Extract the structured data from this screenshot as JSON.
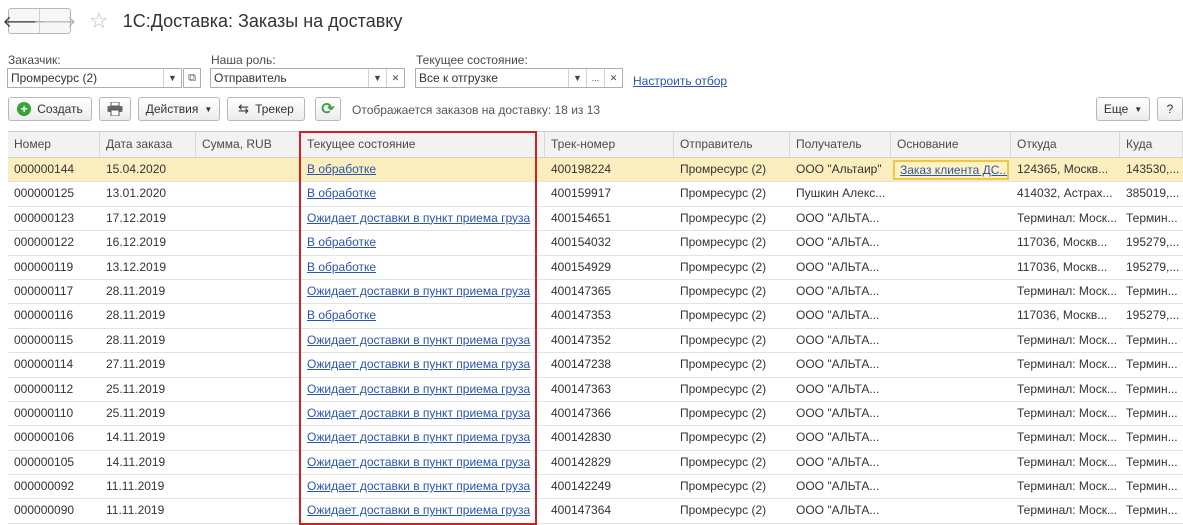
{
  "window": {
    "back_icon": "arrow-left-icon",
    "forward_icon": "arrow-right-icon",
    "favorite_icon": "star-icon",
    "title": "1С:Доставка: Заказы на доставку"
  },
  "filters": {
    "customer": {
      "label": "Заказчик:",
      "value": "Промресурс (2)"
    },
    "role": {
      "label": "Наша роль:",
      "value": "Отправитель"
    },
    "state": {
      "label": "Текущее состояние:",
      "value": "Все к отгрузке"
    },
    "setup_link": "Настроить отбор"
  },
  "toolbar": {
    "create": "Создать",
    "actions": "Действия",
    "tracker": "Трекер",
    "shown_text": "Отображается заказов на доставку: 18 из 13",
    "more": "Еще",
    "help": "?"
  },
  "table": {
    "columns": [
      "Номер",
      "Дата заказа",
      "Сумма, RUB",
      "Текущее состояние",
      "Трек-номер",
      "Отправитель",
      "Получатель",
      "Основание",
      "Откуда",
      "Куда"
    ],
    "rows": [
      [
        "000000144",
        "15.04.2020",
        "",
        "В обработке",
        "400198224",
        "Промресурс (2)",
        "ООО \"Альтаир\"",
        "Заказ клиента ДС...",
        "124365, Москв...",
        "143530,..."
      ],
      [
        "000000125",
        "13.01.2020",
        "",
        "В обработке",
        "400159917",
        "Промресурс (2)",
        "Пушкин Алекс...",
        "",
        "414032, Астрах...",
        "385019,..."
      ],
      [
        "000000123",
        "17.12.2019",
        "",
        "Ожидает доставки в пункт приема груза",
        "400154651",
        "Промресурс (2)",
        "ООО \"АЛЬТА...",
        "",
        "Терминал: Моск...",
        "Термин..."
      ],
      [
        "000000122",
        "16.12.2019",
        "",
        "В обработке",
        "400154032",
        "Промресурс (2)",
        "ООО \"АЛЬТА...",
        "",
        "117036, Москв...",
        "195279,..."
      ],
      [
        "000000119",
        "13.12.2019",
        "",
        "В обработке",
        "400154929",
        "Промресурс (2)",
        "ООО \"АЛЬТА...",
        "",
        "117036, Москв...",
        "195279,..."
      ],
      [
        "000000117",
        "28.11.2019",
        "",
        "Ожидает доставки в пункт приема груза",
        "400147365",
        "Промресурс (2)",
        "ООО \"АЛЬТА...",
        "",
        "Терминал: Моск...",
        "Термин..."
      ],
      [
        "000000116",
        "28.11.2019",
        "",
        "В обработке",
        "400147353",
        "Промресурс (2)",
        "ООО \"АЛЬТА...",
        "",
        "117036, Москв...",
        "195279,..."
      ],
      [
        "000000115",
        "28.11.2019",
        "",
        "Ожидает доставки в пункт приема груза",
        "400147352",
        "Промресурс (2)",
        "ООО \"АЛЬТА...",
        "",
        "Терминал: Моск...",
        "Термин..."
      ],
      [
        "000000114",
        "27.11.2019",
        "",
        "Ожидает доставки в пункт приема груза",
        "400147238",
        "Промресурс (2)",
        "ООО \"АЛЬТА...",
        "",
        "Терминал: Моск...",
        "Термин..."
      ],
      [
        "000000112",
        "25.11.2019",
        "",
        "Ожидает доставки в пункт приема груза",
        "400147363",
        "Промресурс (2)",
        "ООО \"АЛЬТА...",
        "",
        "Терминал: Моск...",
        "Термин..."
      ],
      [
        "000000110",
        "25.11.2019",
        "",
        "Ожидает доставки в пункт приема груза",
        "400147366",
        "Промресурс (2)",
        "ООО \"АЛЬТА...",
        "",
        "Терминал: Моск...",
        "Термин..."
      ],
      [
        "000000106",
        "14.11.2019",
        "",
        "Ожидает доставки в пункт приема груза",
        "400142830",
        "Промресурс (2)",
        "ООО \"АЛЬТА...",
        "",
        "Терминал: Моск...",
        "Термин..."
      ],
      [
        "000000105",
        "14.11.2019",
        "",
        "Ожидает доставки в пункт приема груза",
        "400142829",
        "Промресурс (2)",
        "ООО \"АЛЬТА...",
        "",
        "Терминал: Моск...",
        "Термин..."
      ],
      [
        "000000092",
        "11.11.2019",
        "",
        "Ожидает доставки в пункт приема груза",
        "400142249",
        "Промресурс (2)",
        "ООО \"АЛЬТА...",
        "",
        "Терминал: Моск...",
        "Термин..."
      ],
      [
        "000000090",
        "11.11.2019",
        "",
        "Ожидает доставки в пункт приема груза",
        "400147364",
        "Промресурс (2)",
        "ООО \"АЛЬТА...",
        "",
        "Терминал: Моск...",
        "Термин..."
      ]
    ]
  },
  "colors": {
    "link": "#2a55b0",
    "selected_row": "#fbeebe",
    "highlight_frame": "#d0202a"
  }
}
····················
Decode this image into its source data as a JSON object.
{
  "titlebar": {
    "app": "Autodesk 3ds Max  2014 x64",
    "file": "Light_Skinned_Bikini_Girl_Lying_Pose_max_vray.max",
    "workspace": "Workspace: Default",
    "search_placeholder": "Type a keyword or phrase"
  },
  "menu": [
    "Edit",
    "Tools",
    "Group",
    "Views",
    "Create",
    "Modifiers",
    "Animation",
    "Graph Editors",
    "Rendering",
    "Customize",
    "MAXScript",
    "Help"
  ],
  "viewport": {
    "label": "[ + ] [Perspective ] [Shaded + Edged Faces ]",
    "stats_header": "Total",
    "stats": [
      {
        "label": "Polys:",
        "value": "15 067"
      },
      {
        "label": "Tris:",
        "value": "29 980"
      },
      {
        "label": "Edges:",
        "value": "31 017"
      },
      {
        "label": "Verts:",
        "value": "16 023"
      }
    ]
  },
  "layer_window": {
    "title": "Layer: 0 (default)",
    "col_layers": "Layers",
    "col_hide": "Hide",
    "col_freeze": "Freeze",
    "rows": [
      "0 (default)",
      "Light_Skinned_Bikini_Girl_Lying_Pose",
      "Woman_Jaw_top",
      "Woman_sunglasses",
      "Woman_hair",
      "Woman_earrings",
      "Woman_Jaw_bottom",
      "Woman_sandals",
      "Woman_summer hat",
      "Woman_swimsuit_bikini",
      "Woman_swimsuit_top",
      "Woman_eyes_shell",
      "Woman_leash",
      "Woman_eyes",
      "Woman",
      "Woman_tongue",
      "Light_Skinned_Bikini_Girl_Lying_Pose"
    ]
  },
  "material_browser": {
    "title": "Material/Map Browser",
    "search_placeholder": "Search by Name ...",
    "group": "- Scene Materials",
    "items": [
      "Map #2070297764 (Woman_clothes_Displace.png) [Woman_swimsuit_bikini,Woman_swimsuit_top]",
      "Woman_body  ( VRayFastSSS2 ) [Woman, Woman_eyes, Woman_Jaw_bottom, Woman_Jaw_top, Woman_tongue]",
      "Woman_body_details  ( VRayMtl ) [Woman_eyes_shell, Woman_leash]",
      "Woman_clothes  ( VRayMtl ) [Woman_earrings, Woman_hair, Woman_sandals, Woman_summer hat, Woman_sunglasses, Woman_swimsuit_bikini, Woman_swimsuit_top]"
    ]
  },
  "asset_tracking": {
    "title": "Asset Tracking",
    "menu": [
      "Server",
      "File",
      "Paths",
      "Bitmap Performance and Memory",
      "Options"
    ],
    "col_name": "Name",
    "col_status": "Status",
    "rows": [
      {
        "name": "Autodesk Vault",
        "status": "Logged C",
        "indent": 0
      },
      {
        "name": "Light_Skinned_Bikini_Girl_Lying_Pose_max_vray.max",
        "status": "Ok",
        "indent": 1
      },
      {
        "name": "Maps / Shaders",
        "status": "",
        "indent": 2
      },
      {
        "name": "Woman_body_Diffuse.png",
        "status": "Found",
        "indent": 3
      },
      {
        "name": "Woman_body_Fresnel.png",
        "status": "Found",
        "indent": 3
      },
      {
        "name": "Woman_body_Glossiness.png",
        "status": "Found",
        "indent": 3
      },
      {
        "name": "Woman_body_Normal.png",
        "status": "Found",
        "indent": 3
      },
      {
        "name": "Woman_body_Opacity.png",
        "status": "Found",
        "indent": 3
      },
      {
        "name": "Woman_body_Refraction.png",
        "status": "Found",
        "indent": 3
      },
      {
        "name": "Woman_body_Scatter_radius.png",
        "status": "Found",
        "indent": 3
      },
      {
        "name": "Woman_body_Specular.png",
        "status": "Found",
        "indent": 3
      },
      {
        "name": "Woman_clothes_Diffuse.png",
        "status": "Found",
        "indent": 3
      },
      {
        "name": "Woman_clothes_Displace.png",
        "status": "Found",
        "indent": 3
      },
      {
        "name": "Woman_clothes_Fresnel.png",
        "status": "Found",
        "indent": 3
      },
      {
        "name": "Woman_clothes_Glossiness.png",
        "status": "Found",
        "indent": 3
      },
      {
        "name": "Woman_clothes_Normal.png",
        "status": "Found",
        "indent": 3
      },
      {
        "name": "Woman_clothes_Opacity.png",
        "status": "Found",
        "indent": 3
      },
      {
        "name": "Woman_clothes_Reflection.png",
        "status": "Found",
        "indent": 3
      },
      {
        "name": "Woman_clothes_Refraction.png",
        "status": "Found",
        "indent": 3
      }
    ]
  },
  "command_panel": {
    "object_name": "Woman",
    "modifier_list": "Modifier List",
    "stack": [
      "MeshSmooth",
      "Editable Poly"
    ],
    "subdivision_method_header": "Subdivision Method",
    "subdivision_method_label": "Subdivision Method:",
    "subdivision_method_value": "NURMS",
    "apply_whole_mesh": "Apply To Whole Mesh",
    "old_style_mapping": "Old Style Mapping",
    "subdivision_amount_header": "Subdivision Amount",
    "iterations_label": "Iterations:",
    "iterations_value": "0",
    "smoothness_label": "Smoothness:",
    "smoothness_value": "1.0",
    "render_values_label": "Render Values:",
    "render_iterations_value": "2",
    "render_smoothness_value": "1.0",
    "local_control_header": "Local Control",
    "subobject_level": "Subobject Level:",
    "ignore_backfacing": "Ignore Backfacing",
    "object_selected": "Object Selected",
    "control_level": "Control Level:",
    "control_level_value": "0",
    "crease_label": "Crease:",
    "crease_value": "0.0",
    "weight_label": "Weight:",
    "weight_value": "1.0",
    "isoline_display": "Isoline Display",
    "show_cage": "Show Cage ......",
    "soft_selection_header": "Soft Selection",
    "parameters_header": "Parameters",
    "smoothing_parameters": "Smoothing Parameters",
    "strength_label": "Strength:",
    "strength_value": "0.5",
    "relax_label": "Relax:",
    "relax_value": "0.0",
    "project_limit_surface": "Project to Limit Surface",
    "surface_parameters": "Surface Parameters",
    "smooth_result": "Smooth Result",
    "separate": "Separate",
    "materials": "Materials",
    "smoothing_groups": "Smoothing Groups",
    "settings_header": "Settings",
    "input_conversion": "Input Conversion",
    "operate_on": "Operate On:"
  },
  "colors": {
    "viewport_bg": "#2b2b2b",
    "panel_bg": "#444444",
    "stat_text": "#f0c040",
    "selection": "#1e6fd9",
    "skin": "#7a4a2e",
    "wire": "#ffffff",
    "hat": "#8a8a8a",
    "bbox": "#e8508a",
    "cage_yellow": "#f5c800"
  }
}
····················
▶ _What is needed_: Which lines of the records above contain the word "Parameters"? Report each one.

▶ _Solved exercise_:
    "parameters_header": "Parameters",
    "smoothing_parameters": "Smoothing Parameters",
    "surface_parameters": "Surface Parameters",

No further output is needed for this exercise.